Although he did not test at his pro day, the tape speaks for itself. No one blew past Cox whatsoever. In fact, he easily caught up to the likes of Kellen Mond, who runs a 4.59-second 40-yard dash. Estimates should be around the low 4.5s if not high 4.4s. That is spectacular, especially when paired with the strong foundation that Cox has. His sideline-to-sideline speed was also demonstrated when he tracked down Harris on a (potential) breakaway run from the opposite side of the field. Jahleel Billingsley, who looks like he can run in the high 4.4s, had no separation downfield. Simply put, getting burnt isn’t in Cox’s vocabulary.
Short Area Burst (5.75/10)
Weirdly enough, as good as Cox’s speed is, his burst is far from phenomenal. His movement is definitely fluid, but he has a hard time with sharp changes in direction. The movements seem very laggy, which proved to be his main weakness in coverage. This may limit him in man coverage, but this could also potentially get coached out of Cox’s system as he learns to improve his mechanics.
Positional Versatility (7.0/10)
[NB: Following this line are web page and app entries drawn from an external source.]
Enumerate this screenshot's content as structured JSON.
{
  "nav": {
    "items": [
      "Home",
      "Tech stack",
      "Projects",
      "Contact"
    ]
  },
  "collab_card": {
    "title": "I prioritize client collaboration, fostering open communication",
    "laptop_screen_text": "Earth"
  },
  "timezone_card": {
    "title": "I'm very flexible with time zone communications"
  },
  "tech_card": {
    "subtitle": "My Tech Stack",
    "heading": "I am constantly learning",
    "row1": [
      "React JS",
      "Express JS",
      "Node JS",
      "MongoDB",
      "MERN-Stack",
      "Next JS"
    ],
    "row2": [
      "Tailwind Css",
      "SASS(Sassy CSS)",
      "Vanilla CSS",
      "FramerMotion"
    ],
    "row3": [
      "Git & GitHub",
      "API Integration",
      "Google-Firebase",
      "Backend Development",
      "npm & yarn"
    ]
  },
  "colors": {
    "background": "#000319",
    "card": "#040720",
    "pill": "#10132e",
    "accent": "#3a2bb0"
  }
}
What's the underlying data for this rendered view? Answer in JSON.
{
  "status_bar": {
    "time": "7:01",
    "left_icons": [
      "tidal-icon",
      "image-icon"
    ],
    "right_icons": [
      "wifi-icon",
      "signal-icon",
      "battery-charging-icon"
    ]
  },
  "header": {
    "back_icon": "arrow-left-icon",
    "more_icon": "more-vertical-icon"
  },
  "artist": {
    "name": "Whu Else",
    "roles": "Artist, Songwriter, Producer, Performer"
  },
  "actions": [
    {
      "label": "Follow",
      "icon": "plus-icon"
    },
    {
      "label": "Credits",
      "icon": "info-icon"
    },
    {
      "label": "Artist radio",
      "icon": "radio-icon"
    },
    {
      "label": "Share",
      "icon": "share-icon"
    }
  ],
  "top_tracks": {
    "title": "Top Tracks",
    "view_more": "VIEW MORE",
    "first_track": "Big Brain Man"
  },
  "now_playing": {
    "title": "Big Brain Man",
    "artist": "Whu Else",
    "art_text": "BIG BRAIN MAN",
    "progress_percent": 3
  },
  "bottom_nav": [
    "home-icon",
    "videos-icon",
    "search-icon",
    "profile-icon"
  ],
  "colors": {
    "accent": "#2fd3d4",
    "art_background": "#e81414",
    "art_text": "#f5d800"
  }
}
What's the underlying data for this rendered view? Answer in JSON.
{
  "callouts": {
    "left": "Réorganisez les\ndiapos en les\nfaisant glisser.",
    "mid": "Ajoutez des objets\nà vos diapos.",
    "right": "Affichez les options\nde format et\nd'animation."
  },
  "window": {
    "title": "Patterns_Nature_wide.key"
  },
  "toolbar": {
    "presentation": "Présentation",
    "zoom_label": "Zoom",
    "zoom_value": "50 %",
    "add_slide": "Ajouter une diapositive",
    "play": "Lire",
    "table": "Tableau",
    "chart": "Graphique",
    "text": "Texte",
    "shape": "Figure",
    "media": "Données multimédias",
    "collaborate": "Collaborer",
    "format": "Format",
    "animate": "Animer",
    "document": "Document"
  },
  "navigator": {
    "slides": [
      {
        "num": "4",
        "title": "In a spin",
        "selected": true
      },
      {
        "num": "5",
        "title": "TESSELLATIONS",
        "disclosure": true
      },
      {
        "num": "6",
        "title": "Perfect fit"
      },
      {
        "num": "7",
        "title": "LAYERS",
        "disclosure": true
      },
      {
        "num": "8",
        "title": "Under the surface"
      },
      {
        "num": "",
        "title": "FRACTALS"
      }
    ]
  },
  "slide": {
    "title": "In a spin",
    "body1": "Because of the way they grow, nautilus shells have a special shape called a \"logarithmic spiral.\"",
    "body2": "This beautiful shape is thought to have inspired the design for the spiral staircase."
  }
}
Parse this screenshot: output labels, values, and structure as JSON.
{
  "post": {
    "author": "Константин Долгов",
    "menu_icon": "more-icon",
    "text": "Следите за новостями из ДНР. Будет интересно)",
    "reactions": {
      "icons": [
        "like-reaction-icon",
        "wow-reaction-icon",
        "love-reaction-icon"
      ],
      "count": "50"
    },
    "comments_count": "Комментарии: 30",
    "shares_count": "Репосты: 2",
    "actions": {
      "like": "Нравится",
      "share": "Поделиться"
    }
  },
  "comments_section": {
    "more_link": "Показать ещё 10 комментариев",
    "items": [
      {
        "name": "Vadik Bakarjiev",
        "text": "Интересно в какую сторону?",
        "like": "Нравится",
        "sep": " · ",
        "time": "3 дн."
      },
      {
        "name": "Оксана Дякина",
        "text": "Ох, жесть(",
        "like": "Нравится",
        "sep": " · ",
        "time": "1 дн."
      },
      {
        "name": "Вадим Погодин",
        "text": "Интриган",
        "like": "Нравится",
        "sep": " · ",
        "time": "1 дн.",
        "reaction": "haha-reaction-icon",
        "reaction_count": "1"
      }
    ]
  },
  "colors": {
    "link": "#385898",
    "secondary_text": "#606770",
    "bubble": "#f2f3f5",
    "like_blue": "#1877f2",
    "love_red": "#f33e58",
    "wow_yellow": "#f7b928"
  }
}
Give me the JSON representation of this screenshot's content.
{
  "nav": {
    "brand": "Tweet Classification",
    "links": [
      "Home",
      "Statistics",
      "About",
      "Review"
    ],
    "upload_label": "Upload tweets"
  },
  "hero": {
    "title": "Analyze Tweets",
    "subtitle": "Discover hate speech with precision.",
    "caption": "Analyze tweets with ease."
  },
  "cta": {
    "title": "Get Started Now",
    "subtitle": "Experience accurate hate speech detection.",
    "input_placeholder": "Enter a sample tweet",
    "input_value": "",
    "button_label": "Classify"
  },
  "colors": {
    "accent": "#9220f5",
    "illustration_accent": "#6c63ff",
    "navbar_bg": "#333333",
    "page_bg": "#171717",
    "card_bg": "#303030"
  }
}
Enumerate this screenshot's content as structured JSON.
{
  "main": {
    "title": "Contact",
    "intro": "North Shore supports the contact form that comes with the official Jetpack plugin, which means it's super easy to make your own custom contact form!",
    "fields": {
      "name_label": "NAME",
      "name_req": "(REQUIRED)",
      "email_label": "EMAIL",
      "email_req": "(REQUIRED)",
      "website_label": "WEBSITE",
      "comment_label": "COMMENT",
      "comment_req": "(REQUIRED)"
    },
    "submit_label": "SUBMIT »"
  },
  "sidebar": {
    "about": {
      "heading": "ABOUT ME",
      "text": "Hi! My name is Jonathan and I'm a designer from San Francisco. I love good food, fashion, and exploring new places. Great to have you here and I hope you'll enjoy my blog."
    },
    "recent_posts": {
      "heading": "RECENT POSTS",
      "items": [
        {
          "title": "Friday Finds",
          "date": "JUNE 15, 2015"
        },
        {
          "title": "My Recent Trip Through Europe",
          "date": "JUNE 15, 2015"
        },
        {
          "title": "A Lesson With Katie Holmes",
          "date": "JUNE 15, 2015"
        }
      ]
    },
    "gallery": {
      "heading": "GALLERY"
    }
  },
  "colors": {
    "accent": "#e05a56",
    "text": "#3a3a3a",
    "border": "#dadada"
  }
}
Cox literally lined up everywhere: linebacker, edge, slot corner, and even boundary corner. Unfortunately, his weakness in run defense and pass-rushing eliminate his ability to be an inside linebacker. Will linebacker might be his only option as a true linebacker. He could definitely play a box safety or slot corner similar to Elijah Molden, but his change of direction speed might limit the latter. Ultimately, Cox should be used as an option to seal an edge or cover a linebacker, or simply cover a zone.
Competitive Toughness (5.0/5)
As stated before Cox gives his all. He ran across the whole field to make a play on a run play that seemed to be stopped. If it weren’t for Cox not giving up, the play could have broken away for a touchdown. There is a reason everyone loves this prospect.
Cox has multiple injuries on his record. They range from a serious shoulder issue at North Dakota State to an arm injury versus Alabama to a hamstring injury that held him back from testing at his pro day. Hopefully, these do not hinder Cox’s career.
Cox is definitely worth a day two pick: that is certain. If a team needs a Will linebacker, he may be even worth a late second-round pick; however, the lack of run defense capabilities combines with a mediocre change-of-direction speed to put Cox in a tough spot. The ceiling is Lavonte David, so do not think that the LSU product cannot blossom into a star. The question lies in the fact that there are some crucial factors that either need to be fixed or covered by his other teammates. Hopefully, Cox can develop further and flourish into an amazing player. At his age, however, that might not be that likely. Time shall tell.
Final Grade (62.5/100): Third Round
Player Comp: Jordan Hicks